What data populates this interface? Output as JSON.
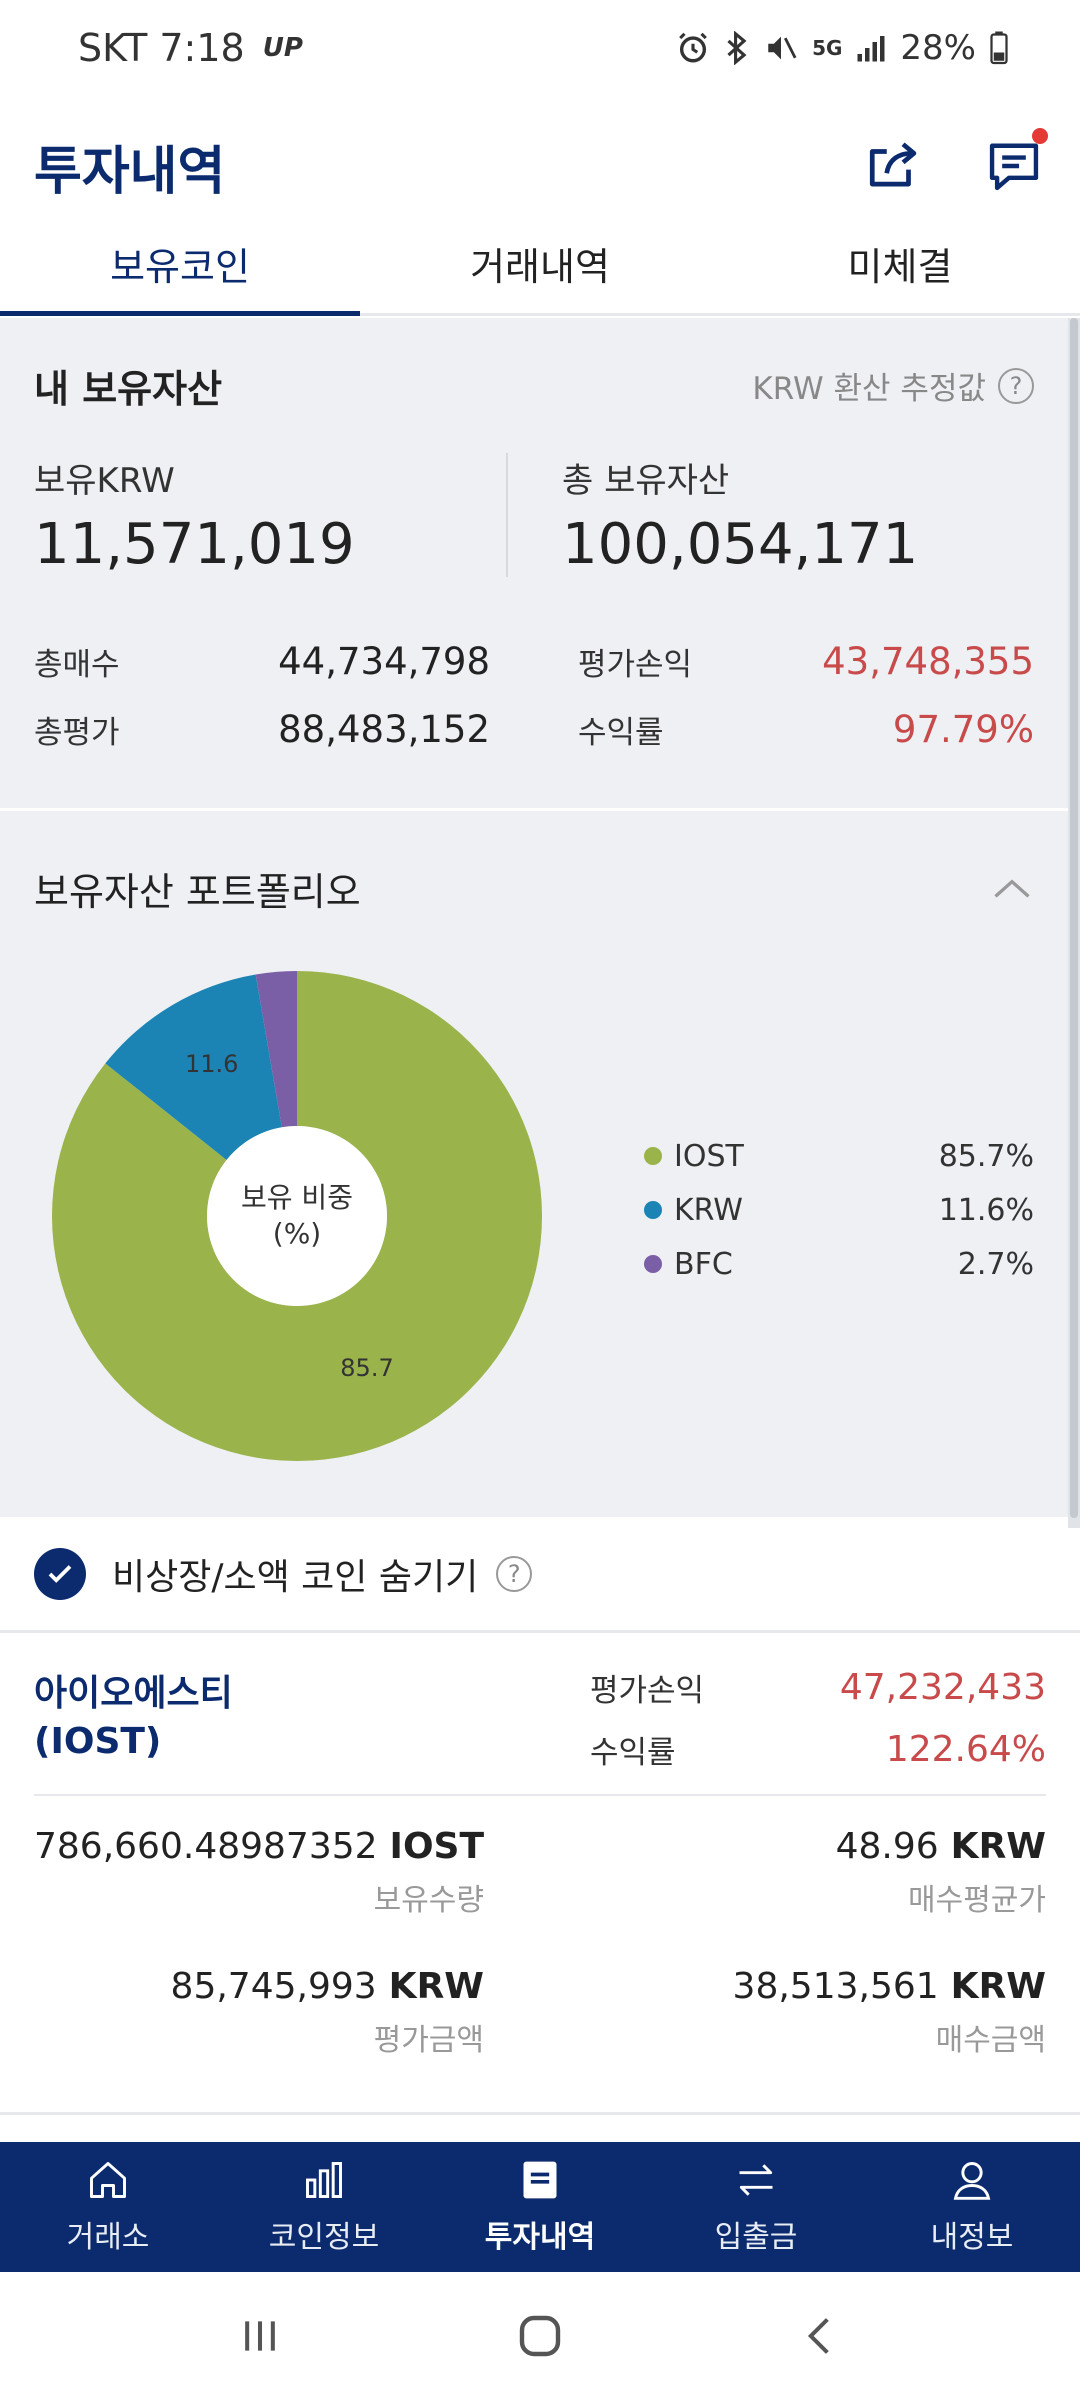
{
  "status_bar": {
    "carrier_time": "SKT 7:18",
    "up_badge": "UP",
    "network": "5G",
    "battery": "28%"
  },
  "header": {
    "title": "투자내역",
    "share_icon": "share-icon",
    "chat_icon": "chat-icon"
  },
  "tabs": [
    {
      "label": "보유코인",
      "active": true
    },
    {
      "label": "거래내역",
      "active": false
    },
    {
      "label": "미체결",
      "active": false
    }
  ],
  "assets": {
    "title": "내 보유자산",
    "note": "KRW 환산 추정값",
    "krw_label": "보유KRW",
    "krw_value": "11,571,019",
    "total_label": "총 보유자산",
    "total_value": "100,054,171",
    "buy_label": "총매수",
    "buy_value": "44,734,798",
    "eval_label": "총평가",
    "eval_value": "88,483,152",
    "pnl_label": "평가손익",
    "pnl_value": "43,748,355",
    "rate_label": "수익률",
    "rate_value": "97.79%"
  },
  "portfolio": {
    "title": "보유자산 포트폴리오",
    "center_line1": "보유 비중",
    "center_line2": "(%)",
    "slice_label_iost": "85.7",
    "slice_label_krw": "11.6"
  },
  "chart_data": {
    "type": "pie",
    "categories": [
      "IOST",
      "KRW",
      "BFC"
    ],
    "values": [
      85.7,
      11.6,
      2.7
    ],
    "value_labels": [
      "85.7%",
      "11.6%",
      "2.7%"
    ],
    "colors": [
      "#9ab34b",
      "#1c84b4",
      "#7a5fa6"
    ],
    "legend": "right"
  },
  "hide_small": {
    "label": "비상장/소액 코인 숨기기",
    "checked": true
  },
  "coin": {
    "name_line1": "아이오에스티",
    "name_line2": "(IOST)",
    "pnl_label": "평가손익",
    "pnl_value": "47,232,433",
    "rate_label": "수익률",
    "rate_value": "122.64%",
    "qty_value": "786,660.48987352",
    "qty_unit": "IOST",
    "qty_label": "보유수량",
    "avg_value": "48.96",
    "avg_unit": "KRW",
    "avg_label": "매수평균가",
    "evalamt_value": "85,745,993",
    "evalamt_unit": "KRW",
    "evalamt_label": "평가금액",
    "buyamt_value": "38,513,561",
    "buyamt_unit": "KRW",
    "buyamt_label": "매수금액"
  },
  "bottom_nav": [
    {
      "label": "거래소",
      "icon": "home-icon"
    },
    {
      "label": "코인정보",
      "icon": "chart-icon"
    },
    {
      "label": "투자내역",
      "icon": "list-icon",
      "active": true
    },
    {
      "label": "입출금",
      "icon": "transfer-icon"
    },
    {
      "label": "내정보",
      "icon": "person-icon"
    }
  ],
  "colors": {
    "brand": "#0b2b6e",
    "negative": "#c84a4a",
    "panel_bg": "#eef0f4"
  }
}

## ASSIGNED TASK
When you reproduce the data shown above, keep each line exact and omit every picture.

## RESPONSE BELOW
What data populates this interface? Output as JSON.
{
  "status_bar": {
    "carrier_time": "SKT 7:18",
    "up_badge": "UP",
    "network": "5G",
    "battery": "28%"
  },
  "header": {
    "title": "투자내역",
    "share_icon": "share-icon",
    "chat_icon": "chat-icon"
  },
  "tabs": [
    {
      "label": "보유코인",
      "active": true
    },
    {
      "label": "거래내역",
      "active": false
    },
    {
      "label": "미체결",
      "active": false
    }
  ],
  "assets": {
    "title": "내 보유자산",
    "note": "KRW 환산 추정값",
    "krw_label": "보유KRW",
    "krw_value": "11,571,019",
    "total_label": "총 보유자산",
    "total_value": "100,054,171",
    "buy_label": "총매수",
    "buy_value": "44,734,798",
    "eval_label": "총평가",
    "eval_value": "88,483,152",
    "pnl_label": "평가손익",
    "pnl_value": "43,748,355",
    "rate_label": "수익률",
    "rate_value": "97.79%"
  },
  "portfolio": {
    "title": "보유자산 포트폴리오",
    "center_line1": "보유 비중",
    "center_line2": "(%)",
    "slice_label_iost": "85.7",
    "slice_label_krw": "11.6"
  },
  "chart_data": {
    "type": "pie",
    "categories": [
      "IOST",
      "KRW",
      "BFC"
    ],
    "values": [
      85.7,
      11.6,
      2.7
    ],
    "value_labels": [
      "85.7%",
      "11.6%",
      "2.7%"
    ],
    "colors": [
      "#9ab34b",
      "#1c84b4",
      "#7a5fa6"
    ],
    "legend": "right"
  },
  "hide_small": {
    "label": "비상장/소액 코인 숨기기",
    "checked": true
  },
  "coin": {
    "name_line1": "아이오에스티",
    "name_line2": "(IOST)",
    "pnl_label": "평가손익",
    "pnl_value": "47,232,433",
    "rate_label": "수익률",
    "rate_value": "122.64%",
    "qty_value": "786,660.48987352",
    "qty_unit": "IOST",
    "qty_label": "보유수량",
    "avg_value": "48.96",
    "avg_unit": "KRW",
    "avg_label": "매수평균가",
    "evalamt_value": "85,745,993",
    "evalamt_unit": "KRW",
    "evalamt_label": "평가금액",
    "buyamt_value": "38,513,561",
    "buyamt_unit": "KRW",
    "buyamt_label": "매수금액"
  },
  "bottom_nav": [
    {
      "label": "거래소",
      "icon": "home-icon"
    },
    {
      "label": "코인정보",
      "icon": "chart-icon"
    },
    {
      "label": "투자내역",
      "icon": "list-icon",
      "active": true
    },
    {
      "label": "입출금",
      "icon": "transfer-icon"
    },
    {
      "label": "내정보",
      "icon": "person-icon"
    }
  ],
  "colors": {
    "brand": "#0b2b6e",
    "negative": "#c84a4a",
    "panel_bg": "#eef0f4"
  }
}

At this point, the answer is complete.